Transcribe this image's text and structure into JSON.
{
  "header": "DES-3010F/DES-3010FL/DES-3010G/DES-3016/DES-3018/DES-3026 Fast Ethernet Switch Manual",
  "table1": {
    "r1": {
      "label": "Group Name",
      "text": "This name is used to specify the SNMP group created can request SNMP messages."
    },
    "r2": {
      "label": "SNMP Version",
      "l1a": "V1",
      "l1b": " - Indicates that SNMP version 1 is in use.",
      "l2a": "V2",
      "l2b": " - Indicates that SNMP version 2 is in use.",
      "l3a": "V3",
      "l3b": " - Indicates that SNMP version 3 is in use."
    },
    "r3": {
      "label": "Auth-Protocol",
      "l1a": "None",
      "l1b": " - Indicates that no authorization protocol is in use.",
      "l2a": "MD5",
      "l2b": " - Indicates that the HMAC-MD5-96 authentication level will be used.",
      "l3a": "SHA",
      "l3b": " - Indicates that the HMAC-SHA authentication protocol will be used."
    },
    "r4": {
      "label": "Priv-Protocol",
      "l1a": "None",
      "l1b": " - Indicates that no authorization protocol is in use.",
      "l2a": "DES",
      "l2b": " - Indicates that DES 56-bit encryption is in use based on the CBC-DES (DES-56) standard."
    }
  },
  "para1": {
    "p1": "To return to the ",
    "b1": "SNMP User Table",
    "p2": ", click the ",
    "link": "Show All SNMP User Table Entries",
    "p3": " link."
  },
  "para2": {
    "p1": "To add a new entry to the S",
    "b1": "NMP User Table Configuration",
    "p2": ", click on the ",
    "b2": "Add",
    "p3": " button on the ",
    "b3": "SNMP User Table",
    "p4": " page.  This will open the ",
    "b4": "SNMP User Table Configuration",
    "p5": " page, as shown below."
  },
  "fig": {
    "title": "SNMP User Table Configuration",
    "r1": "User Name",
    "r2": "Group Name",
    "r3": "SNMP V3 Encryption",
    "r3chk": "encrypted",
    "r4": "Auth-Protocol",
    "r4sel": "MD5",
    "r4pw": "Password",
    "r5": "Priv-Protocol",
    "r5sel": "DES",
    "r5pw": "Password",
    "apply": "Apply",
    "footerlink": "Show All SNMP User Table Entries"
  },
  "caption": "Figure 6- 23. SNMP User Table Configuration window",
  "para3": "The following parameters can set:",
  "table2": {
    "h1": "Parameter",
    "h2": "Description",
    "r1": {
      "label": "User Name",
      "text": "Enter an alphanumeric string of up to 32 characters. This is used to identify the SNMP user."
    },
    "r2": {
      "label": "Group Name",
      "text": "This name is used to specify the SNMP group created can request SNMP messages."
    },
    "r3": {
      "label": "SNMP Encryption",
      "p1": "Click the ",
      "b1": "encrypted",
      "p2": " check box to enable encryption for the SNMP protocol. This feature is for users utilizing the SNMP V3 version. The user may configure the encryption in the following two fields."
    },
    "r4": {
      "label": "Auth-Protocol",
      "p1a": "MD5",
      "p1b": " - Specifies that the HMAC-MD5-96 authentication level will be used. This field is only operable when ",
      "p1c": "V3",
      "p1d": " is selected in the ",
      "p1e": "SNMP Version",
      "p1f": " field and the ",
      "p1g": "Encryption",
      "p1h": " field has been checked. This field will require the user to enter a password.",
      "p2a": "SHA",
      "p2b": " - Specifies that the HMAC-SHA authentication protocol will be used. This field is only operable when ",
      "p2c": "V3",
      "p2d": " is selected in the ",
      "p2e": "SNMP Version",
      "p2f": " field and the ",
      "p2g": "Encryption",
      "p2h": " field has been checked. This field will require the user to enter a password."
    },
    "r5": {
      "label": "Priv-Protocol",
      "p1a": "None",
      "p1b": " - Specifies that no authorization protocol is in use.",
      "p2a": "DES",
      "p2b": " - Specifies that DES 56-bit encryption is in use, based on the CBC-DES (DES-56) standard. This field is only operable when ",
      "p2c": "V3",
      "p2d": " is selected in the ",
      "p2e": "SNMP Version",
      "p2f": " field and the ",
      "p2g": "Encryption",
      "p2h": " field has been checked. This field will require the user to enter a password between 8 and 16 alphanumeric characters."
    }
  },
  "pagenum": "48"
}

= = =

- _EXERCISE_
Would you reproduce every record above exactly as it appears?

- _SOLVED EXERCISE_
Transcribe this image's text and structure into JSON.
{
  "header": "DES-3010F/DES-3010FL/DES-3010G/DES-3016/DES-3018/DES-3026 Fast Ethernet Switch Manual",
  "table1": {
    "r1": {
      "label": "Group Name",
      "text": "This name is used to specify the SNMP group created can request SNMP messages."
    },
    "r2": {
      "label": "SNMP Version",
      "l1a": "V1",
      "l1b": " - Indicates that SNMP version 1 is in use.",
      "l2a": "V2",
      "l2b": " - Indicates that SNMP version 2 is in use.",
      "l3a": "V3",
      "l3b": " - Indicates that SNMP version 3 is in use."
    },
    "r3": {
      "label": "Auth-Protocol",
      "l1a": "None",
      "l1b": " - Indicates that no authorization protocol is in use.",
      "l2a": "MD5",
      "l2b": " - Indicates that the HMAC-MD5-96 authentication level will be used.",
      "l3a": "SHA",
      "l3b": " - Indicates that the HMAC-SHA authentication protocol will be used."
    },
    "r4": {
      "label": "Priv-Protocol",
      "l1a": "None",
      "l1b": " - Indicates that no authorization protocol is in use.",
      "l2a": "DES",
      "l2b": " - Indicates that DES 56-bit encryption is in use based on the CBC-DES (DES-56) standard."
    }
  },
  "para1": {
    "p1": "To return to the ",
    "b1": "SNMP User Table",
    "p2": ", click the ",
    "link": "Show All SNMP User Table Entries",
    "p3": " link."
  },
  "para2": {
    "p1": "To add a new entry to the S",
    "b1": "NMP User Table Configuration",
    "p2": ", click on the ",
    "b2": "Add",
    "p3": " button on the ",
    "b3": "SNMP User Table",
    "p4": " page.  This will open the ",
    "b4": "SNMP User Table Configuration",
    "p5": " page, as shown below."
  },
  "fig": {
    "title": "SNMP User Table Configuration",
    "r1": "User Name",
    "r2": "Group Name",
    "r3": "SNMP V3 Encryption",
    "r3chk": "encrypted",
    "r4": "Auth-Protocol",
    "r4sel": "MD5",
    "r4pw": "Password",
    "r5": "Priv-Protocol",
    "r5sel": "DES",
    "r5pw": "Password",
    "apply": "Apply",
    "footerlink": "Show All SNMP User Table Entries"
  },
  "caption": "Figure 6- 23. SNMP User Table Configuration window",
  "para3": "The following parameters can set:",
  "table2": {
    "h1": "Parameter",
    "h2": "Description",
    "r1": {
      "label": "User Name",
      "text": "Enter an alphanumeric string of up to 32 characters. This is used to identify the SNMP user."
    },
    "r2": {
      "label": "Group Name",
      "text": "This name is used to specify the SNMP group created can request SNMP messages."
    },
    "r3": {
      "label": "SNMP Encryption",
      "p1": "Click the ",
      "b1": "encrypted",
      "p2": " check box to enable encryption for the SNMP protocol. This feature is for users utilizing the SNMP V3 version. The user may configure the encryption in the following two fields."
    },
    "r4": {
      "label": "Auth-Protocol",
      "p1a": "MD5",
      "p1b": " - Specifies that the HMAC-MD5-96 authentication level will be used. This field is only operable when ",
      "p1c": "V3",
      "p1d": " is selected in the ",
      "p1e": "SNMP Version",
      "p1f": " field and the ",
      "p1g": "Encryption",
      "p1h": " field has been checked. This field will require the user to enter a password.",
      "p2a": "SHA",
      "p2b": " - Specifies that the HMAC-SHA authentication protocol will be used. This field is only operable when ",
      "p2c": "V3",
      "p2d": " is selected in the ",
      "p2e": "SNMP Version",
      "p2f": " field and the ",
      "p2g": "Encryption",
      "p2h": " field has been checked. This field will require the user to enter a password."
    },
    "r5": {
      "label": "Priv-Protocol",
      "p1a": "None",
      "p1b": " - Specifies that no authorization protocol is in use.",
      "p2a": "DES",
      "p2b": " - Specifies that DES 56-bit encryption is in use, based on the CBC-DES (DES-56) standard. This field is only operable when ",
      "p2c": "V3",
      "p2d": " is selected in the ",
      "p2e": "SNMP Version",
      "p2f": " field and the ",
      "p2g": "Encryption",
      "p2h": " field has been checked. This field will require the user to enter a password between 8 and 16 alphanumeric characters."
    }
  },
  "pagenum": "48"
}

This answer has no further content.